• **What you should do**: The word "Github": in how many lines of the records does it appear? Reply with the number alone.

(Supplied records Opens)

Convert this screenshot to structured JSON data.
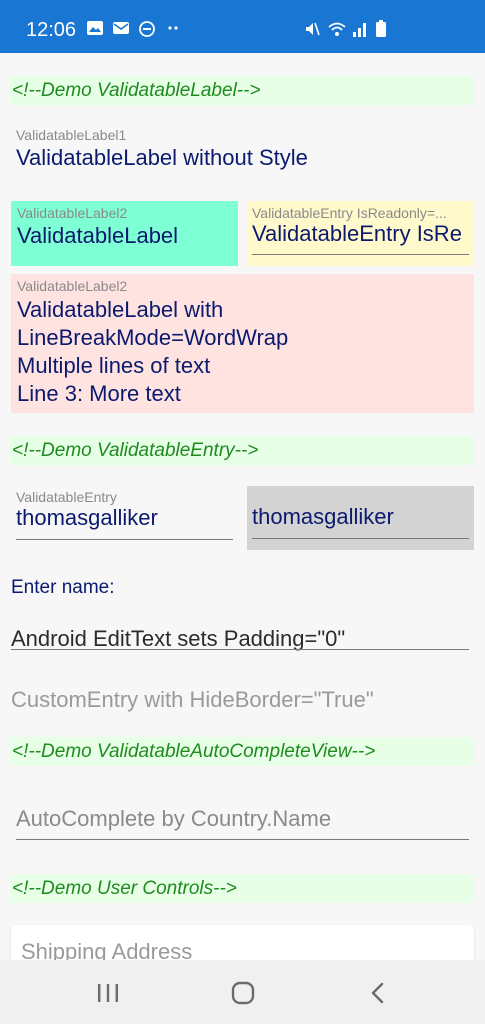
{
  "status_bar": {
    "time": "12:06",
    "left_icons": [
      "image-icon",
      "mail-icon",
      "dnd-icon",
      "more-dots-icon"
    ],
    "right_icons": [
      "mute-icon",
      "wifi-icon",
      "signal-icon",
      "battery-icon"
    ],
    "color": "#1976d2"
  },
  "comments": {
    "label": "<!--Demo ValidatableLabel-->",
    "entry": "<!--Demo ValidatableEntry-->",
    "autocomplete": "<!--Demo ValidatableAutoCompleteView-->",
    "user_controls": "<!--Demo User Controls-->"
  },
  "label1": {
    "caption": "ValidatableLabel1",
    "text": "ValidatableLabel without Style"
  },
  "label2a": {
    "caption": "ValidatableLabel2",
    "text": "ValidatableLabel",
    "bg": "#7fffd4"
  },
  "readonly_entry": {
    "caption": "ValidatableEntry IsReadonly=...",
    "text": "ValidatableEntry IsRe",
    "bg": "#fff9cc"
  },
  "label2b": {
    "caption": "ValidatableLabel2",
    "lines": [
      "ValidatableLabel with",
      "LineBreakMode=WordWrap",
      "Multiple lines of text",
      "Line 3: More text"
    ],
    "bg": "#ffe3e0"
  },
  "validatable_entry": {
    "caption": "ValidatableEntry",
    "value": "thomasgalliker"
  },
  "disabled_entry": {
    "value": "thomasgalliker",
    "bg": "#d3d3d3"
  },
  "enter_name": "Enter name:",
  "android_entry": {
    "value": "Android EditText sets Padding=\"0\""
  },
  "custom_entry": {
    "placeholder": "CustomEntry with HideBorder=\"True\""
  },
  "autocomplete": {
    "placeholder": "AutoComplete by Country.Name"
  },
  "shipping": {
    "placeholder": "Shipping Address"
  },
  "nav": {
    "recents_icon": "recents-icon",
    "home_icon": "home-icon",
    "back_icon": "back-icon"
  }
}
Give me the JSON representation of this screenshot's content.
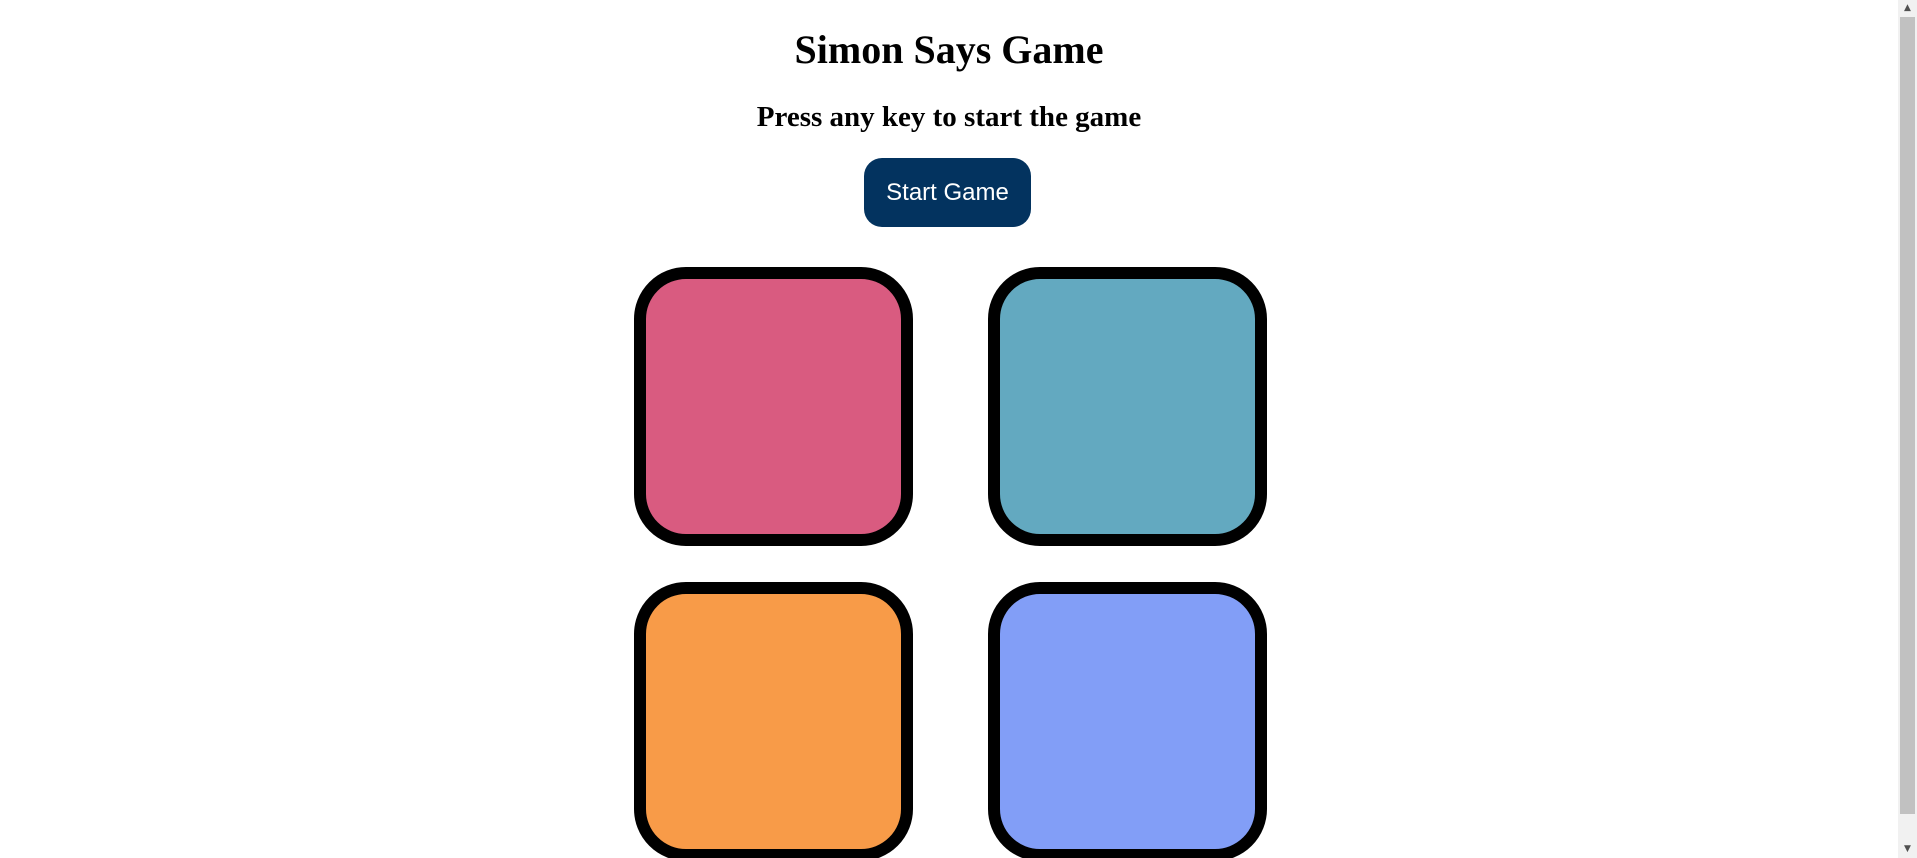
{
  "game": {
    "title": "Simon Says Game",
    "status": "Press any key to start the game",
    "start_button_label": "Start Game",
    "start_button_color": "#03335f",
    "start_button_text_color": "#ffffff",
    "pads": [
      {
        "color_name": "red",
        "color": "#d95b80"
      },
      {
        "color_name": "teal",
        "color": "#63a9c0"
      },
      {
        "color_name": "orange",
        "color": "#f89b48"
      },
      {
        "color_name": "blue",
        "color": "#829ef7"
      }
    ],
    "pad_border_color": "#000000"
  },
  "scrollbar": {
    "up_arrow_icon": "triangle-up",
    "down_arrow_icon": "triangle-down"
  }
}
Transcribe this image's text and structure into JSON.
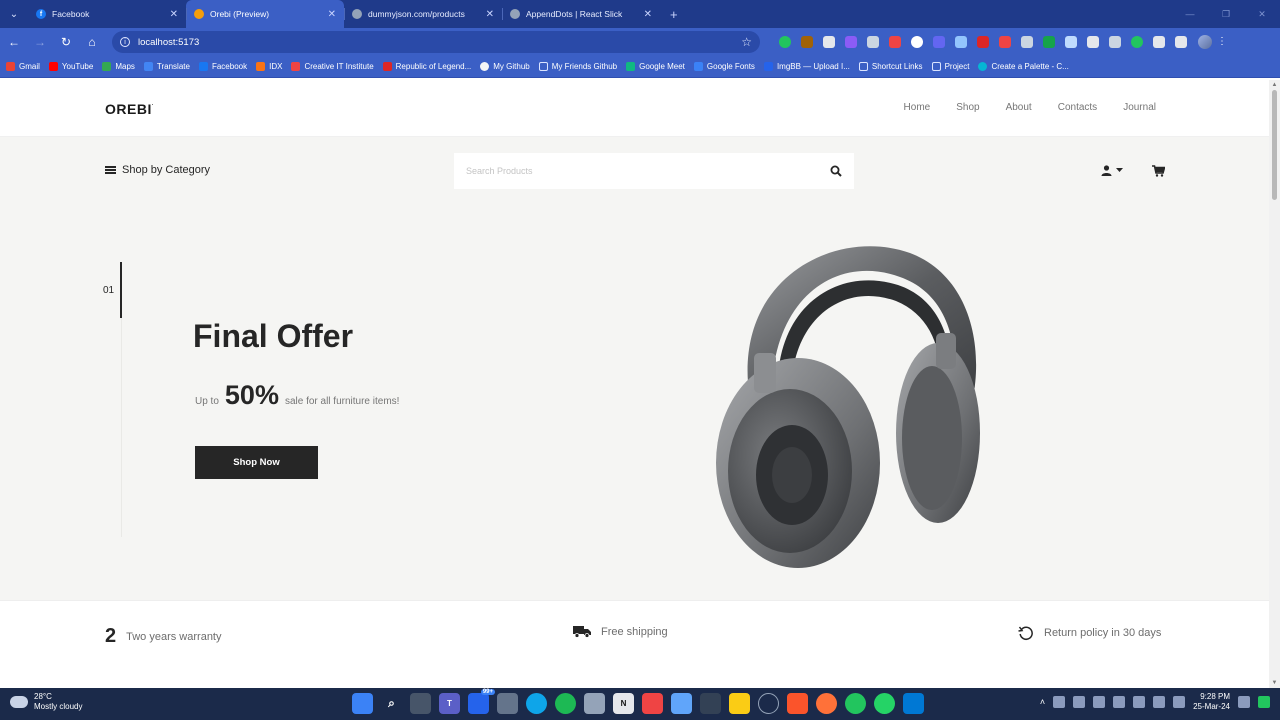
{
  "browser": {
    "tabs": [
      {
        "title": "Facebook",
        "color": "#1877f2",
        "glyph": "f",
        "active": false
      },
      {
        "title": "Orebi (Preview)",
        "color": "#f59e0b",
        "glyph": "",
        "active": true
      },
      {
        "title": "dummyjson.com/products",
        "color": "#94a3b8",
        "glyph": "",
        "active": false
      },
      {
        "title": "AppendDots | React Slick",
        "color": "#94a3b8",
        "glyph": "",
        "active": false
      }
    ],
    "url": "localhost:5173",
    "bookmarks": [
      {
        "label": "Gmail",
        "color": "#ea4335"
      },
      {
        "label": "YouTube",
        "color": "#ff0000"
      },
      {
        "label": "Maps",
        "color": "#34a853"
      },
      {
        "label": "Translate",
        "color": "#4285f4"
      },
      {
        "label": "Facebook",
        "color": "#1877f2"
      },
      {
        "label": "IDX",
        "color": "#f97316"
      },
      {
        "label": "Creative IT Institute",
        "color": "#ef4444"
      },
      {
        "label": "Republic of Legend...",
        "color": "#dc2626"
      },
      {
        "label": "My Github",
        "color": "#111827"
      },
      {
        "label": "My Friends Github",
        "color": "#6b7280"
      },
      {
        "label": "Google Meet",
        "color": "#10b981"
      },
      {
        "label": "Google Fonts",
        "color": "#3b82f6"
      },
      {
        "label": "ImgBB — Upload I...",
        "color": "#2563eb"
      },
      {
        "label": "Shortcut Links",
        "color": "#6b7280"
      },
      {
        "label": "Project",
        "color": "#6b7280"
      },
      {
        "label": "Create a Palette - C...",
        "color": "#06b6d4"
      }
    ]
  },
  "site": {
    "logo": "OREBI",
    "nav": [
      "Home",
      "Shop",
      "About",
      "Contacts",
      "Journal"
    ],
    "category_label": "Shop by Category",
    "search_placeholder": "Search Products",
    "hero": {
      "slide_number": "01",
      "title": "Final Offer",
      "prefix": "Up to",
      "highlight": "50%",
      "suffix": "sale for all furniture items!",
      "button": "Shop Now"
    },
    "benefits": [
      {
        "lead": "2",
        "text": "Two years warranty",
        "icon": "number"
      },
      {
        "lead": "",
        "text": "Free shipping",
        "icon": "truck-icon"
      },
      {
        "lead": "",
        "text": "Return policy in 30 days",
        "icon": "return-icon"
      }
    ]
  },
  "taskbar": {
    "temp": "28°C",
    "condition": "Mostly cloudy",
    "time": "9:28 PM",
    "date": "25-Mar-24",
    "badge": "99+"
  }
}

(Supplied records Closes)
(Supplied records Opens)

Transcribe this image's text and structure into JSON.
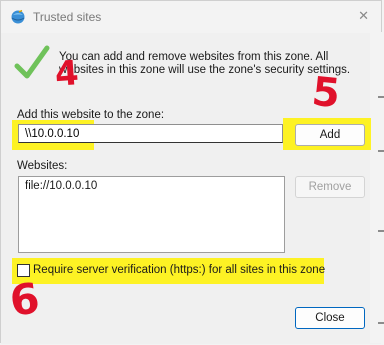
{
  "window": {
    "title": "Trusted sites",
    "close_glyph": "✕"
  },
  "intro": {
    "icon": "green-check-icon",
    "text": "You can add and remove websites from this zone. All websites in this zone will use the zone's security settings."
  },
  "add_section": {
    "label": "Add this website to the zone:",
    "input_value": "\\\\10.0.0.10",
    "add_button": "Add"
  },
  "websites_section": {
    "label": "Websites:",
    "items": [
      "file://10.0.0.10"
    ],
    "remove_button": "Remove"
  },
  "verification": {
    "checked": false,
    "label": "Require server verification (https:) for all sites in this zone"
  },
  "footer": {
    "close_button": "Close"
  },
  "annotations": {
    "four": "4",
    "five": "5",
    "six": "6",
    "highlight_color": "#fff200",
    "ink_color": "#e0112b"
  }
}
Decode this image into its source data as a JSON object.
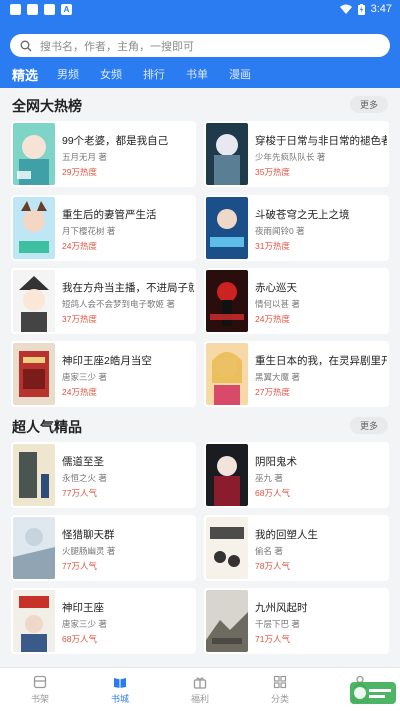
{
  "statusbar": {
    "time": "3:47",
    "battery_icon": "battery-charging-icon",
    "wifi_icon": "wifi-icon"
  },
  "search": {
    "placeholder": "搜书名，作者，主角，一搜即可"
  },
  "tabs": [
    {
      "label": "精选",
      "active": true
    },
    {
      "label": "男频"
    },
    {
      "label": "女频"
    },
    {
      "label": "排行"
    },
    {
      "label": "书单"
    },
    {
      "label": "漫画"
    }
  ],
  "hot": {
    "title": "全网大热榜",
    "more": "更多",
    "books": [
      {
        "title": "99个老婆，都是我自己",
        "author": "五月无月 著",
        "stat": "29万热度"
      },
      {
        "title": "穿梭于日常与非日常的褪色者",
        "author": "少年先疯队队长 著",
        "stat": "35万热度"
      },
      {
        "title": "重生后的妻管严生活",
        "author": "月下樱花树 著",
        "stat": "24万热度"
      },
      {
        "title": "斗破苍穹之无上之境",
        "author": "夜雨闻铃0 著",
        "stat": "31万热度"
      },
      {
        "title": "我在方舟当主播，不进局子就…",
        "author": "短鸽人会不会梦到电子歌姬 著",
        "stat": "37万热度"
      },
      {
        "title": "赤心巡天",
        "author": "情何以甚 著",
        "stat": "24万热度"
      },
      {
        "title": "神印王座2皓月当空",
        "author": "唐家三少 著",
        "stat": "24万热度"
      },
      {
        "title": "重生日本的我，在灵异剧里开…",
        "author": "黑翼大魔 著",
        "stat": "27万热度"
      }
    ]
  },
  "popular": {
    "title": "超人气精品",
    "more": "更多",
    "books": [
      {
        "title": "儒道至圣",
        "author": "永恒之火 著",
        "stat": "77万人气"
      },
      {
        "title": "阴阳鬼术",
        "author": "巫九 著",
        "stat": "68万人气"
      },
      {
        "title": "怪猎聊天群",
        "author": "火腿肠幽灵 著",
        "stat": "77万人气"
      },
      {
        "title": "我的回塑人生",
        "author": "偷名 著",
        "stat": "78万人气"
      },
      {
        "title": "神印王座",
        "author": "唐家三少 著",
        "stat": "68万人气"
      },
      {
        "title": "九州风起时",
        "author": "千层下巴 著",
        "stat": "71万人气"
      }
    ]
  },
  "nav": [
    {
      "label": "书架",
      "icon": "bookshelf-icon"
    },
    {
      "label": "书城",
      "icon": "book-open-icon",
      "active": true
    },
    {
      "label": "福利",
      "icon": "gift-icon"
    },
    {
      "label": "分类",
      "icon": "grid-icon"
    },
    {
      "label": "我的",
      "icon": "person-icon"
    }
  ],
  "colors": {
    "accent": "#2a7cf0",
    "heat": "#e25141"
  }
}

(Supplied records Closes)

• **Exercise result**: 2